TASK: Check each line of the material for the string "icon", then give only how many lines have it.

GIVEN RECORDS:

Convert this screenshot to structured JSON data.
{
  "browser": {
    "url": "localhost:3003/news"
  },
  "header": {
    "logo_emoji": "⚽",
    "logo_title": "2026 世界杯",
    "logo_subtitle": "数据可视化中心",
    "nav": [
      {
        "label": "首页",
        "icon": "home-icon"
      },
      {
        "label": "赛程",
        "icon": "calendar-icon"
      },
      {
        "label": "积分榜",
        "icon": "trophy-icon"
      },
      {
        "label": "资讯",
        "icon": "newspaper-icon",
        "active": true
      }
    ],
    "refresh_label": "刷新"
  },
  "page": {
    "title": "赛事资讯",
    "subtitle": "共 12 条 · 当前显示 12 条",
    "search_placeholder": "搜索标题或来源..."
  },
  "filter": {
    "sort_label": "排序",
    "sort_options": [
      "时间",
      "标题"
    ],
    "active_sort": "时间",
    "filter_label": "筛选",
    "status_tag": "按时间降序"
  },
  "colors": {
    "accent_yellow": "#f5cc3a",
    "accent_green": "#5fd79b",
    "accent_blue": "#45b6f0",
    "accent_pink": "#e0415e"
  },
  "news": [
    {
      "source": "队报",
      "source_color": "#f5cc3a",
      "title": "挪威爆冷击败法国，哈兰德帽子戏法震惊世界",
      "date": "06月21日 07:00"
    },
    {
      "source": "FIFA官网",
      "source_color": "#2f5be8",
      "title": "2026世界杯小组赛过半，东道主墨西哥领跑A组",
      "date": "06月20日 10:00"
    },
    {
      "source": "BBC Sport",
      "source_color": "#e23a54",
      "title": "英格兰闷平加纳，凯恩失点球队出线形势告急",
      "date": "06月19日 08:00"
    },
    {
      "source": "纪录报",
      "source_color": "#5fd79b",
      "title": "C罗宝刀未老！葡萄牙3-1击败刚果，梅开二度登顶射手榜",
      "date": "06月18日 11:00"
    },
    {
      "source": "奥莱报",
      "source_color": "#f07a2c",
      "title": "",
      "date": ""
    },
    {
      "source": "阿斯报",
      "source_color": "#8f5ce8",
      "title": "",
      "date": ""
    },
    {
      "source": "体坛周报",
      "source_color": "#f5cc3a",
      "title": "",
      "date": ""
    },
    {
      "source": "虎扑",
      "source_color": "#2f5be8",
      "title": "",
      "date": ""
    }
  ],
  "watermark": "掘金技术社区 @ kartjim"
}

ANSWER TO THIS TASK: 4